The cork gaskets I made held up really well but after ten years, the back one started weeping in a couple of areas. The normal solution would be to remove the intake, buy a new $45 gasket set and redo the gasket installation. But getting a good oil and vacuum seal on the intake is not always guaranteed with a new gasket set and the problem I had was related only to the back gasket in a couple of places. The worst weeping I had was in the center part of the gasket, so I decided to test a repair idea.
The cutaway drawing above shows the lower back edge of the intake manifold, the shield pan edge, the cork gasket and the back of the engine block.
The first step, is cleaning the gasket area really well to remove any oil residue. I used carb cleaner. If you are not sure of the oil weeping source, the area can be cleaned and the car driven for awhile to find the oil weeping starting point along the gasket. After the area is clean, use a X-acto knife with a #11 blade and cut the gasket at a 45 degree inward angle along the lower edge of the intake manifold. Remove the cut gasket parts. Then heat the tip of the X-acto blade and bent the last 3/16 " of the tip at an 45 degree angle. With the bent tip, cut from the block side up into the gasket at a 45 degree angle. Remove the cut gasket parts and scrape away any old sealer from the newly exposed edge of the block and intake manifold (actually the lower side of the splash pan edge). Clean the area again and let dry. I used carb cleaner. After dry, mask along the lower vertical area of the intake manifold and the block next to the area to be filled. I used blue masking tape.
I used Permatex Ultra Black RTV silicone PX #82180 that has maximum oil resistance to fill the cutaway area. Work the RTV into the cutaway area with tooth pick to make sure it is in good contact with the gasket, intake manifold and block, and filled the open area completely without air gaps. Then using a flat blade, smooth the RTV along the fill area so it is flush with the vertical line of the back edge of the intake manifold. This gets messy, but the masking tape protects the areas that you do not want covered with RTV. After the area is smooth and before the RTV starts to cure, remove the masking tape resulting in a clean sharp edges along the fill. Let the RTV cure for 24 hours before running engine.
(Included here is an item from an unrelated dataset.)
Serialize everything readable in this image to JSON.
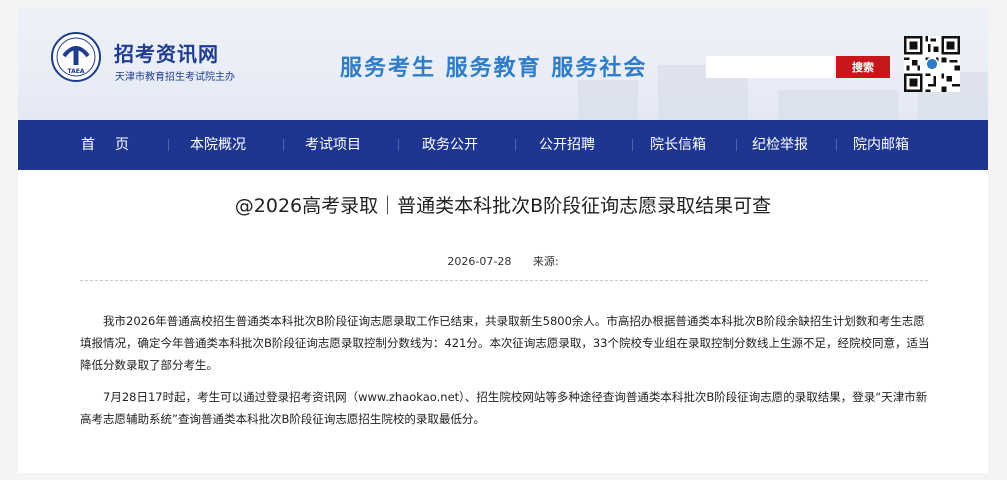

View of the completed repair. I did the center section that is hidden behind the oil pressure sender as a test area for my repair idea about a year ago. After I was satisfied with the results I recently repaired from the center area all the way over to the right head. For best access, remove the oil pressure sender. So far the repair seems to work really well, looks clean, and saved the time and expense of pulling the intake manifold off.